More cars may be coming off VW's assembly line than any other, but it doesn't mean they are cheaper to build. A study proves that flexibility is key to big profits, something the Americans seem to have figured out.
In theory it's simple: The biggest companies must also be the most profitable, because with size comes perks. More units produced through economies of scale mean lower unit costs.
But in practice it's different. This is made evidently clear by taking a look at a new comparison of profits per vehicle among automakers in the first half of the year.
"Our investigation has shown that the weak - or the allegedly weak - companies can completely outdo the bigger companies in terms of profitability - and therefore future viability," said Ferdinand Dudenhöffer, director of the Center for Automotive Research at the University of Duisburg-Essen, which put together the comparison.
"This is simply because more laws apply in the auto industry than just this drive to be big," he told DW.
America's secret ingredient
Ford Motor Company came in as the most successful high-volume carmaker, both when measured in absolute profit and profit margin per vehicle. The Michigan-based company brought in 1,652 euros ($1863) with each new car sold, equaling a profit margin (measured in EBIT - earnings before interest and tax) of 8.7 percent. General Motors finished right behind Ford with a margin of 8.6 percent.
In light of the not-so-distant torments in the US automotive industry - General Motors filed for bankruptcy in 2009 - the Americans weren't even expected by the experts to be top of the list. "It was a big surprise for us," Dudenhöffer said.
Dudenhöffer sees an important factor hiding the results: flexibility. "The flexibility of a carmaker is very important," he said. "It allows for the utilization of capacities that are highly mechanized and therefore create high capital costs."
Volkswagen's structural problem
Meanwhile Volkswagen has been stuck on the same track, he noted. Though its brands have sold the most cars worldwide, the Wolfsburg-based carmaker booked the lowest profit margin (4.5 percent) among high-volume manufacturers.
"VW has had a structural problem for years," Dudenhöffer said. On the one side, he noted, the German state of Lower Saxony holds 20 percent of its shares. On the other, Mitbestimmung - in which workers participate in managerial decisions - plays an important role in the company's decision-making process, placing a dogmatic value on job safety.
"Today VW is building its own seats, its own axels and other components at Germany's high wage rate. These jobs are protected, which is good in the short term, though it adversely affects VW's profitability," Dudenhöffer said.
The profits aren't only lean in Germany though. South Korea's Hyundai-Kia brings in 755 euros ($852) per vehicle, even less than VW, which made an average of 801 euros ($903).

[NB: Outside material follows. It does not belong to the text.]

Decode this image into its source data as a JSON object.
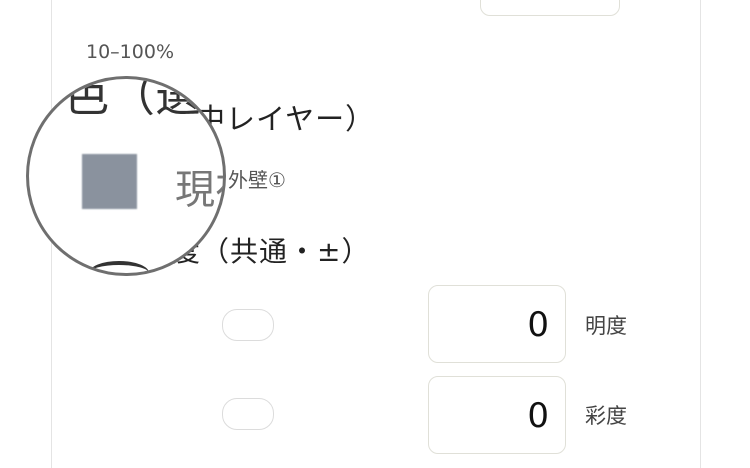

Though Toyota's profit per vehicle was exactly twice that, its downward trend is also concerning. "It looks as if the strengths of the Japanese companies - not just Toyota, but also Honda, Mitsubishi and Suzuki - are today no longer as pronounced as they were in the past," Duddenhöffer said.
In comparison, premium brands are in another league. BMW (9.5-percent profit margin) and Mercedes (7.9 percent) made off quite well so far in 2016. And luxury brands are on another planet, due of course to their astronomical prices. Ferrari sold its sports cars for an average of 310,250 euros ($349,868).
With an 18-percent profit margin and 56,000 euros in earnings per car, Ferrari was clearly at the top of the high-end market. Porsche, whose cars are a relative "bargain," was much farther down, with earnings of 15,641 euros ($17,638) per vehicle. Its margin was comparable though, at 16.7 percent. And it can still make a quicker buck than its mother company VW, which has to sell 40 new vehicles to earn what Porsche earns with one.